Tomatoes are generally considered to be acidic, but their pH can vary significantly depending on their degree of ripeness and their variety. In general, the more ripe the tomato, the higher (less acidic) is the pH. The pH of whole, ripe tomatoes ranges from 4.3 to 4.9, putting some tomatoes in the low-acid range (defined as a pH greater than 4.6)

Freezing Tomatoes

Tomatoes may be frozen whole, sliced, chopped, or puréed. Additionally, you can freeze them raw or cooked, as juice or sauce, or prepared in the recipe of your choice. Thawed raw tomatoes may be used in any cooked-tomato recipe. Do not try to substituted them for fresh tomatoes, however, since freezing causes their texture to become mushy. Tomatoes should be seasoned just before serving rather than before freezing; freezing may either strengthen or weaken seasonings such as garlic, onion, and herbs.   Read more….

Drying Tomatoes

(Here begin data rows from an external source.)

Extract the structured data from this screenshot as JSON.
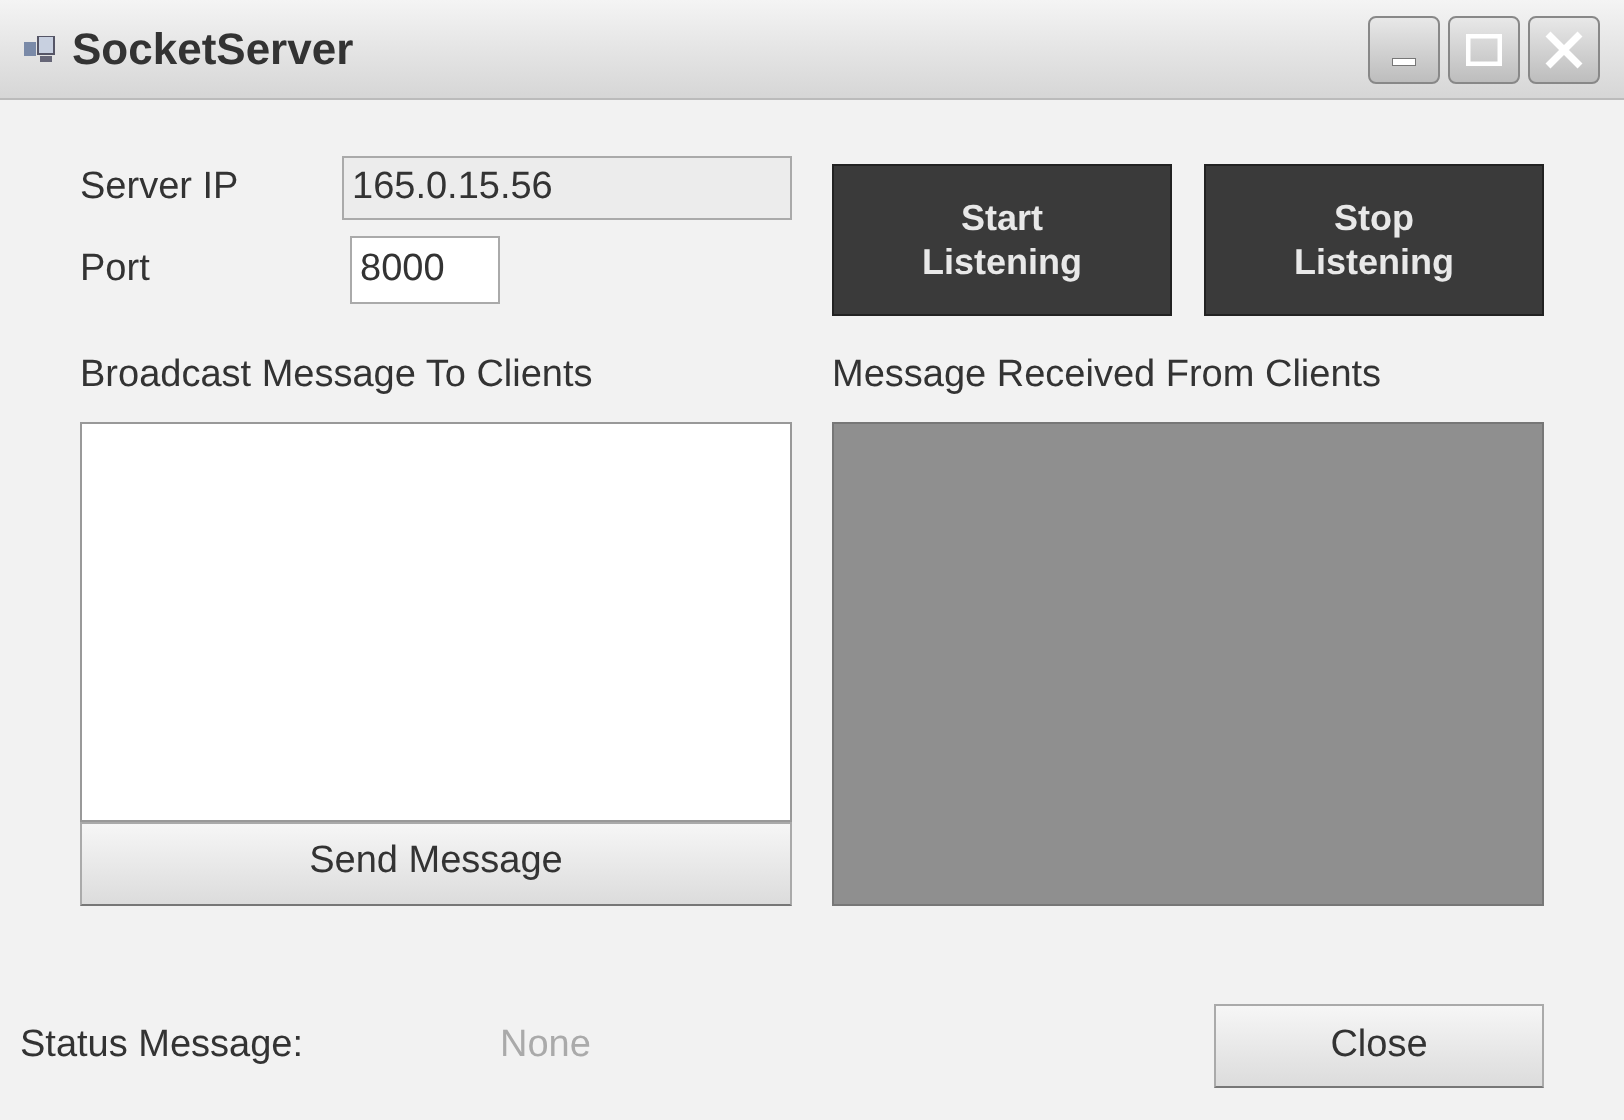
{
  "window": {
    "title": "SocketServer"
  },
  "server_ip": {
    "label": "Server IP",
    "value": "165.0.15.56"
  },
  "port": {
    "label": "Port",
    "value": "8000"
  },
  "listen_buttons": [
    "Start Listening",
    "Stop Listening"
  ],
  "broadcast": {
    "label": "Broadcast Message To Clients",
    "button": "Send Message"
  },
  "received": {
    "label": "Message Received From Clients"
  },
  "status": {
    "label": "Status Message:",
    "value": "None"
  },
  "close_button": "Close"
}
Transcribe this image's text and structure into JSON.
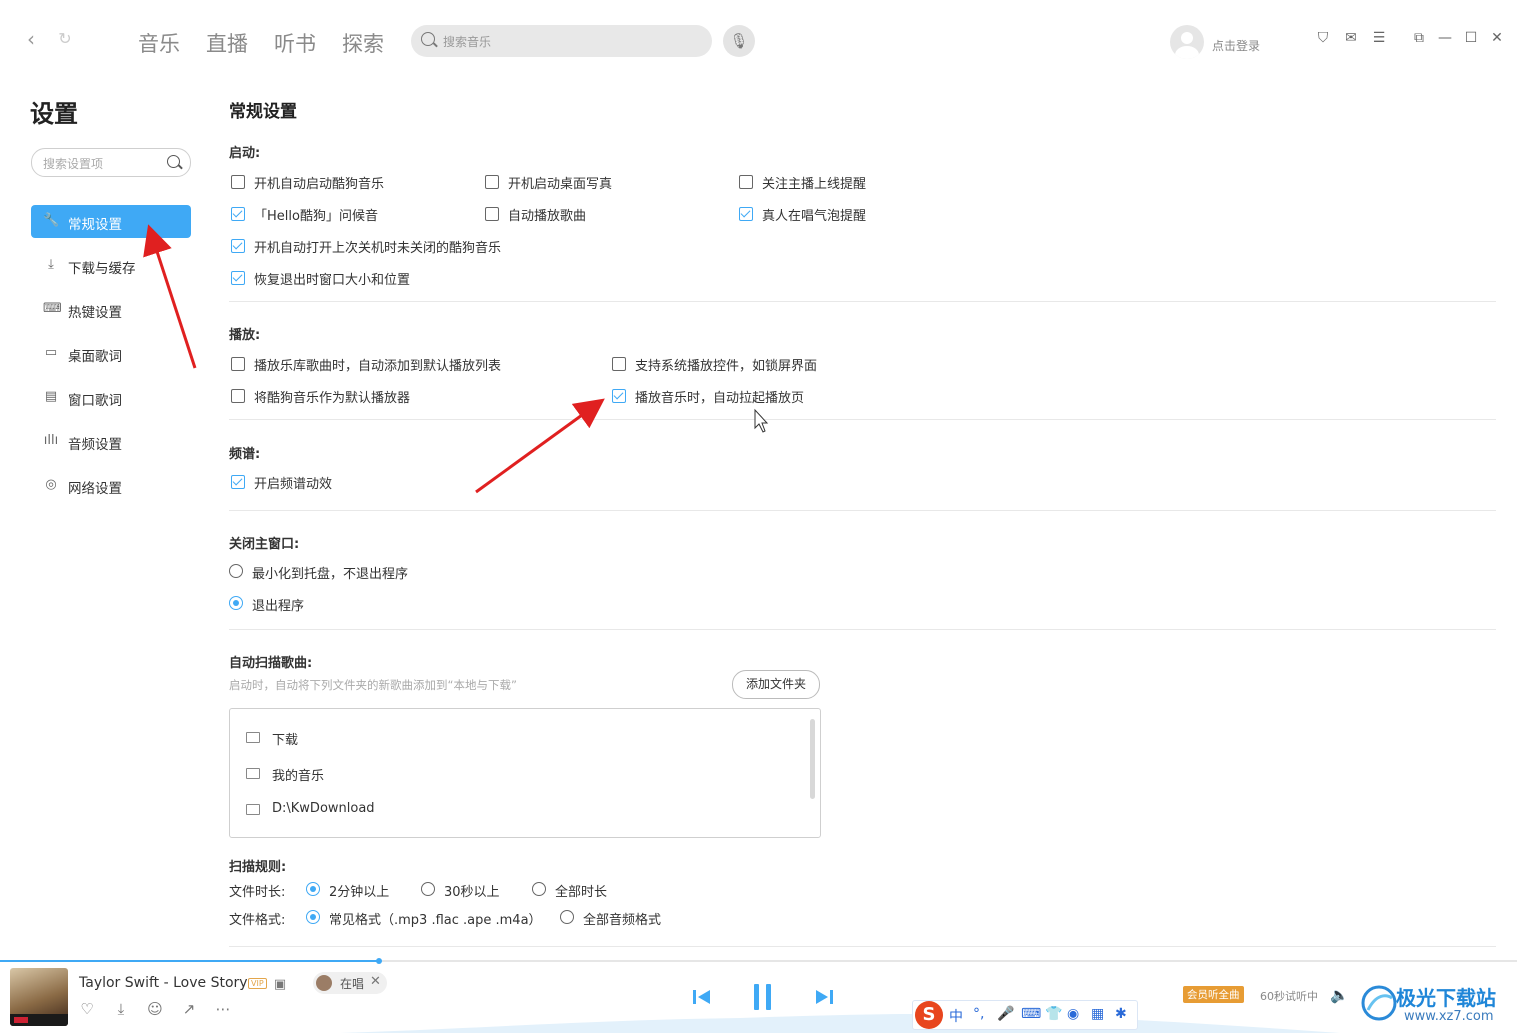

Dehydration removes water from tomatoes in order to preserve them. The amount of time it takes to dry tomatoes depends on the tomato variety, the air’s humidity during the drying process, the thickness of the tomato slices or pieces, and the efficiency of the dehydrator or oven.

The best tomatoes to dry are firm, ripe, and meaty. This type is usually oval shaped and called an Italian, Roma, plum, pear, or paste tomato.  These varieties contain fewer seeds and more pulp and so produce dried tomatoes of better quality. Varieties such as beefsteaks that contain high levels of gel (called locular gel) surrounding the seeds are not recommended for drying.  Read more…

How to Use Dehydrated Tomatoes

Canning Tomatoes

One of the most popular methods of preserving tomatoes here is Southern California is by canning them, whether chopped, whole, made into salsa, marinara sauce or soup.  Read more about the preparation and various methods of canning…..

Tomato Recipes

These recipe are towards then end of ANR Pub 8116

  • Tomato/Green Chili Salsa
  • Tomato/Tomato Paste Salsa 


Many useful resources are available to help you with variety selection and production of tomatoes. These, available through the UCANR catalog, are available online:

  • ANR Pub 8159 Growing Tomatoes in the Home Garden contains information about varieties, culture and potential problems.
  • ANR Pub 8101 Key Points of Control and Management of MicrobialFood Safety: Edible Landscape Plants and Home Garden Produce provides information on minimizing the contamination of fruits and vegetables in the home garden by organisms that cause foodborne illness.